There will probably come a moment when only a single independent media outlet survives. More likely than not, it will be the weekly print magazine New Times.
Larger media once known for their fierce independence have struck various compromises with the authorities. The radio station Echo Moskvy, for example, has carefully balanced its few outspoken anti-Kremlin commentators with a line-up of pro-Kremlin and more-nationalist-than-the-Kremlin voices—and frequently renegotiates the exact ratio with the Kremlin itself. The newspaper Novaya Gazeta, known for its daring investigative work, has for years enjoyed the protection of the Moscow mayor, and has in exchange stayed out of city politics. Both Ekho Moskvy and Novaya Gazeta rent office space from the city at a nice discount.
By contrast, the New Times has consistently refused to negotiate or compromise. As a result, the magazine, housed in cramped quarters it rents from a small private company, has stayed lean and fierce. This has made it poor, but also virtually impervious to political pressure—and very good at keeping costs down. The magazine hasn’t seen a paid ad in years, but a successful subscription campaign last fall raised $1 million—enough to keep it going through the middle of this year, according to Yevgenia Albats, its editor-in-chief and publisher.
But how would the last remaining independent publication function in an environment where all other media are controlled by the state? On May 19, Albats called a meeting of the New Times’ staff editors and writers, and a broader circle of freelancers, to discuss just that. “State propaganda has become so crude and so overwhelming that it’s not clear what we can possibly do to counteract it,” she told them, as she later related to me. ”‘We are living through a time when everything is either black or white. State propaganda offers simple solutions: ‘Crimea is ours and those who disagree are the fifth column and traitors.’ Blunt statements like those seem to call for equally blunt responses. A more complicated kind of journalism works for those who are receptive to arguments rather than slogans, but that’s preaching to the converted.”

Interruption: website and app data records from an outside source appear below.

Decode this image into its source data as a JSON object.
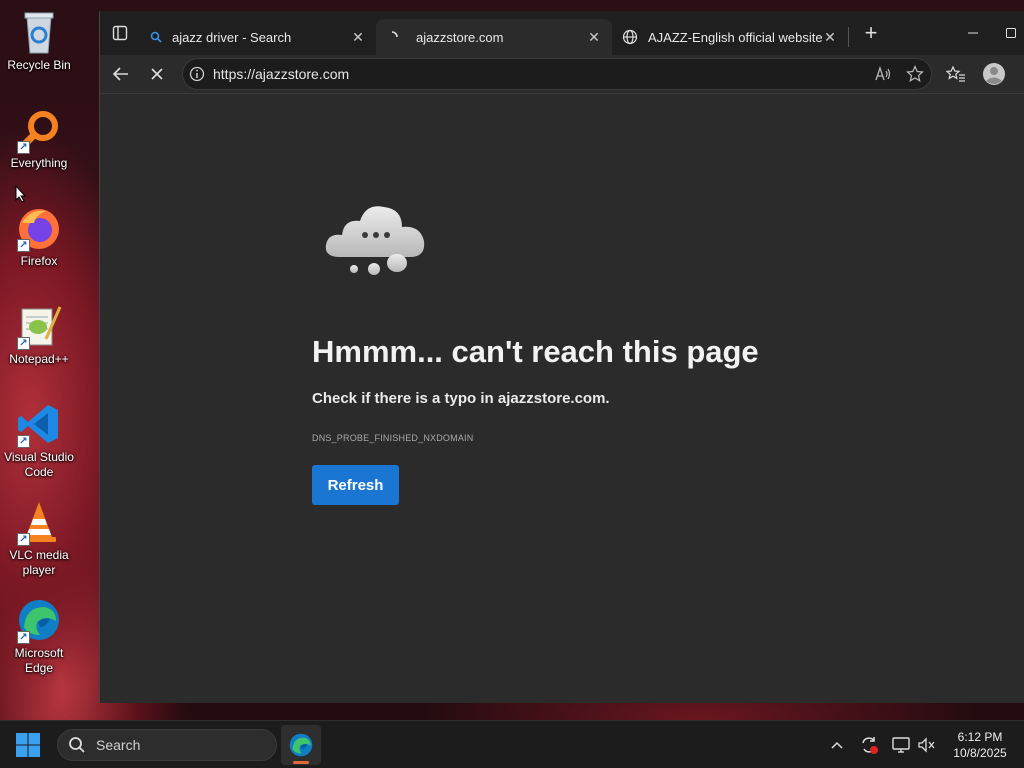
{
  "desktop": {
    "icons": [
      {
        "label": "Recycle Bin",
        "icon": "recycle-bin-icon"
      },
      {
        "label": "Everything",
        "icon": "everything-search-icon"
      },
      {
        "label": "Firefox",
        "icon": "firefox-icon"
      },
      {
        "label": "Notepad++",
        "icon": "notepad-plus-plus-icon"
      },
      {
        "label": "Visual Studio Code",
        "icon": "vscode-icon"
      },
      {
        "label": "VLC media player",
        "icon": "vlc-icon"
      },
      {
        "label": "Microsoft Edge",
        "icon": "edge-icon"
      }
    ]
  },
  "browser": {
    "tabs": [
      {
        "title": "ajazz driver - Search",
        "icon": "search-icon",
        "active": false
      },
      {
        "title": "ajazzstore.com",
        "icon": "loading-icon",
        "active": true
      },
      {
        "title": "AJAZZ-English official website",
        "icon": "globe-icon",
        "active": false
      }
    ],
    "new_tab": "+",
    "address": {
      "url": "https://ajazzstore.com"
    },
    "error": {
      "title": "Hmmm... can't reach this page",
      "message": "Check if there is a typo in ajazzstore.com.",
      "code": "DNS_PROBE_FINISHED_NXDOMAIN",
      "button": "Refresh"
    }
  },
  "taskbar": {
    "search_label": "Search",
    "time": "6:12 PM",
    "date": "10/8/2025"
  },
  "colors": {
    "accent": "#1a76d2",
    "content_bg": "#2b2b2b",
    "tabbar_bg": "#1f1f1f",
    "taskbar_bg": "#1c1c1c"
  }
}
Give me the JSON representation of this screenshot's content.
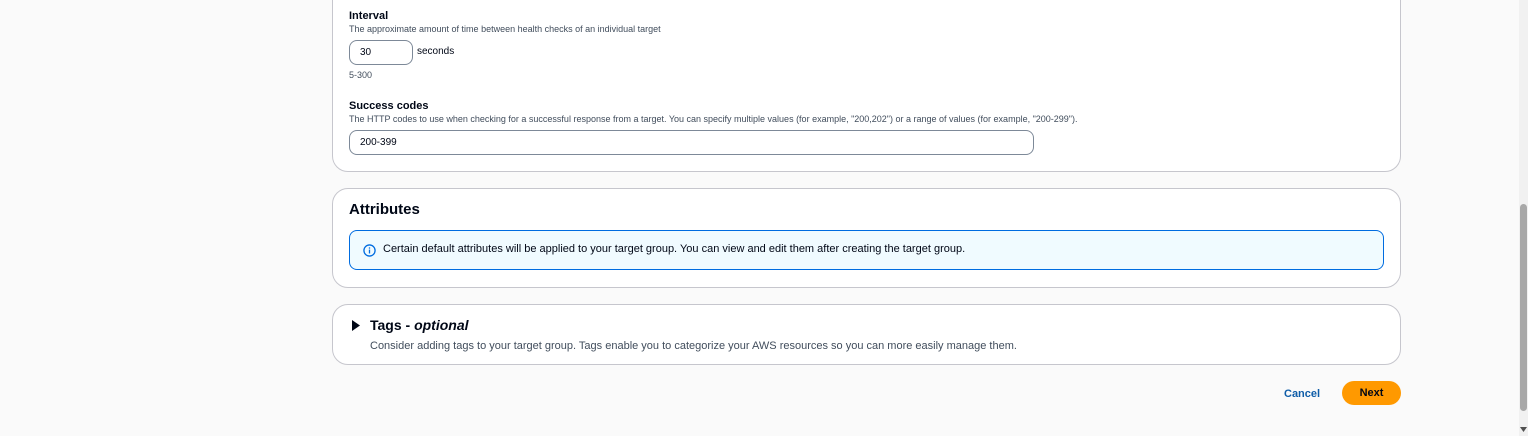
{
  "health_checks": {
    "interval": {
      "label": "Interval",
      "description": "The approximate amount of time between health checks of an individual target",
      "value": "30",
      "unit": "seconds",
      "constraint": "5-300"
    },
    "success_codes": {
      "label": "Success codes",
      "description": "The HTTP codes to use when checking for a successful response from a target. You can specify multiple values (for example, \"200,202\") or a range of values (for example, \"200-299\").",
      "value": "200-399"
    }
  },
  "attributes": {
    "title": "Attributes",
    "info_text": "Certain default attributes will be applied to your target group. You can view and edit them after creating the target group.",
    "info_icon": "info-icon"
  },
  "tags": {
    "title_main": "Tags - ",
    "title_optional": "optional",
    "description": "Consider adding tags to your target group. Tags enable you to categorize your AWS resources so you can more easily manage them.",
    "expand_icon": "caret-right-icon"
  },
  "actions": {
    "cancel_label": "Cancel",
    "next_label": "Next"
  },
  "colors": {
    "primary_button": "#ff9900",
    "link": "#0f5da8",
    "info_border": "#006ce0",
    "info_background": "#f0fbff"
  }
}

The assembled group debated possible strategies for several hours. In the end, they concluded that balanced, fact-based reporting was still the best tool available to any publication, including their own. They resolved to attempt to practice good journalism for as long as they are able; they did not talk about how long that might be.